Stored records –
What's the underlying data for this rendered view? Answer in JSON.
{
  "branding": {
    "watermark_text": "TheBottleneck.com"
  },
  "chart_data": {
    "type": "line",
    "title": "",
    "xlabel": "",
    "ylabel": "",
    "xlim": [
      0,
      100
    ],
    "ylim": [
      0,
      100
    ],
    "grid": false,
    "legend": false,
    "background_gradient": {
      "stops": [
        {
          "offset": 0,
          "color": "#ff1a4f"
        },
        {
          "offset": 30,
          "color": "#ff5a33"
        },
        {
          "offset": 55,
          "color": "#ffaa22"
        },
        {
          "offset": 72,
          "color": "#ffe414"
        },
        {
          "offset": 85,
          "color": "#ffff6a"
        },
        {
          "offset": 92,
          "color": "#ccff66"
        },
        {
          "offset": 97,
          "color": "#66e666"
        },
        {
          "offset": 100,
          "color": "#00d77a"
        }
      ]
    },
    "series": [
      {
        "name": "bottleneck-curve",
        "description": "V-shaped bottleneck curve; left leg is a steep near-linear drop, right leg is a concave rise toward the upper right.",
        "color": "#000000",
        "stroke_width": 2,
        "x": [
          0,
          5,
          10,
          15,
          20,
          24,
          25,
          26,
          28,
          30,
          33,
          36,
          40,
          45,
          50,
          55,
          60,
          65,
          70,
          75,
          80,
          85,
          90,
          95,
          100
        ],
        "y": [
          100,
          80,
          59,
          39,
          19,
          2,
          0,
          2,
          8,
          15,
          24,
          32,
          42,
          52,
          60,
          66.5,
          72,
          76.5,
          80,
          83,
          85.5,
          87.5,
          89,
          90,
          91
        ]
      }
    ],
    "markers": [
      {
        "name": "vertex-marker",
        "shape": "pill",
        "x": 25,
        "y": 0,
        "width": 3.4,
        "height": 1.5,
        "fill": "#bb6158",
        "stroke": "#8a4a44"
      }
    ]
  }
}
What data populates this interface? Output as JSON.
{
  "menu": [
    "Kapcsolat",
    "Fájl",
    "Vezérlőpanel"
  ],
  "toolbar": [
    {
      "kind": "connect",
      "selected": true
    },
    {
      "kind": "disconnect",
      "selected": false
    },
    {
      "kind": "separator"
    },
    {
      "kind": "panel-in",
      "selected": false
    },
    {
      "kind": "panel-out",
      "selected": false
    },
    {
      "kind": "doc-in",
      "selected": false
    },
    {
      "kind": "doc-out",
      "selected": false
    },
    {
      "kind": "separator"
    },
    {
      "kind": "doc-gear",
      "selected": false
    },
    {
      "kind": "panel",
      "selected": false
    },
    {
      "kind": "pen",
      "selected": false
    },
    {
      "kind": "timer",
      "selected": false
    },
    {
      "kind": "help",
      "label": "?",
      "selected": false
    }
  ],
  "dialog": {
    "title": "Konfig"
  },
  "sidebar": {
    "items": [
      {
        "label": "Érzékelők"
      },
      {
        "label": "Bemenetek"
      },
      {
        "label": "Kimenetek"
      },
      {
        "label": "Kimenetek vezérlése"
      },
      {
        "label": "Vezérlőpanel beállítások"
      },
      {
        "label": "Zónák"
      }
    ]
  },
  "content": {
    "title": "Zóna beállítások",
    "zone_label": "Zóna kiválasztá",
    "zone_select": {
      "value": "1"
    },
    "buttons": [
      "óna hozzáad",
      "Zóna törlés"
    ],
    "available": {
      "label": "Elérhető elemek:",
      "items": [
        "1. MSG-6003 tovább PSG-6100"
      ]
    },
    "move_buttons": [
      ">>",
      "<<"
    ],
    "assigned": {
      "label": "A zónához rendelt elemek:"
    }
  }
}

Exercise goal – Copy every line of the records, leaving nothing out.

Answer to this exercise –
What's the underlying data for this rendered view? Answer in JSON.
{
  "branding": {
    "watermark_text": "TheBottleneck.com"
  },
  "chart_data": {
    "type": "line",
    "title": "",
    "xlabel": "",
    "ylabel": "",
    "xlim": [
      0,
      100
    ],
    "ylim": [
      0,
      100
    ],
    "grid": false,
    "legend": false,
    "background_gradient": {
      "stops": [
        {
          "offset": 0,
          "color": "#ff1a4f"
        },
        {
          "offset": 30,
          "color": "#ff5a33"
        },
        {
          "offset": 55,
          "color": "#ffaa22"
        },
        {
          "offset": 72,
          "color": "#ffe414"
        },
        {
          "offset": 85,
          "color": "#ffff6a"
        },
        {
          "offset": 92,
          "color": "#ccff66"
        },
        {
          "offset": 97,
          "color": "#66e666"
        },
        {
          "offset": 100,
          "color": "#00d77a"
        }
      ]
    },
    "series": [
      {
        "name": "bottleneck-curve",
        "description": "V-shaped bottleneck curve; left leg is a steep near-linear drop, right leg is a concave rise toward the upper right.",
        "color": "#000000",
        "stroke_width": 2,
        "x": [
          0,
          5,
          10,
          15,
          20,
          24,
          25,
          26,
          28,
          30,
          33,
          36,
          40,
          45,
          50,
          55,
          60,
          65,
          70,
          75,
          80,
          85,
          90,
          95,
          100
        ],
        "y": [
          100,
          80,
          59,
          39,
          19,
          2,
          0,
          2,
          8,
          15,
          24,
          32,
          42,
          52,
          60,
          66.5,
          72,
          76.5,
          80,
          83,
          85.5,
          87.5,
          89,
          90,
          91
        ]
      }
    ],
    "markers": [
      {
        "name": "vertex-marker",
        "shape": "pill",
        "x": 25,
        "y": 0,
        "width": 3.4,
        "height": 1.5,
        "fill": "#bb6158",
        "stroke": "#8a4a44"
      }
    ]
  }
}
What data populates this interface? Output as JSON.
{
  "menu": [
    "Kapcsolat",
    "Fájl",
    "Vezérlőpanel"
  ],
  "toolbar": [
    {
      "kind": "connect",
      "selected": true
    },
    {
      "kind": "disconnect",
      "selected": false
    },
    {
      "kind": "separator"
    },
    {
      "kind": "panel-in",
      "selected": false
    },
    {
      "kind": "panel-out",
      "selected": false
    },
    {
      "kind": "doc-in",
      "selected": false
    },
    {
      "kind": "doc-out",
      "selected": false
    },
    {
      "kind": "separator"
    },
    {
      "kind": "doc-gear",
      "selected": false
    },
    {
      "kind": "panel",
      "selected": false
    },
    {
      "kind": "pen",
      "selected": false
    },
    {
      "kind": "timer",
      "selected": false
    },
    {
      "kind": "help",
      "label": "?",
      "selected": false
    }
  ],
  "dialog": {
    "title": "Konfig"
  },
  "sidebar": {
    "items": [
      {
        "label": "Érzékelők"
      },
      {
        "label": "Bemenetek"
      },
      {
        "label": "Kimenetek"
      },
      {
        "label": "Kimenetek vezérlése"
      },
      {
        "label": "Vezérlőpanel beállítások"
      },
      {
        "label": "Zónák"
      }
    ]
  },
  "content": {
    "title": "Zóna beállítások",
    "zone_label": "Zóna kiválasztá",
    "zone_select": {
      "value": "1"
    },
    "buttons": [
      "óna hozzáad",
      "Zóna törlés"
    ],
    "available": {
      "label": "Elérhető elemek:",
      "items": [
        "1. MSG-6003 tovább PSG-6100"
      ]
    },
    "move_buttons": [
      ">>",
      "<<"
    ],
    "assigned": {
      "label": "A zónához rendelt elemek:"
    }
  }
}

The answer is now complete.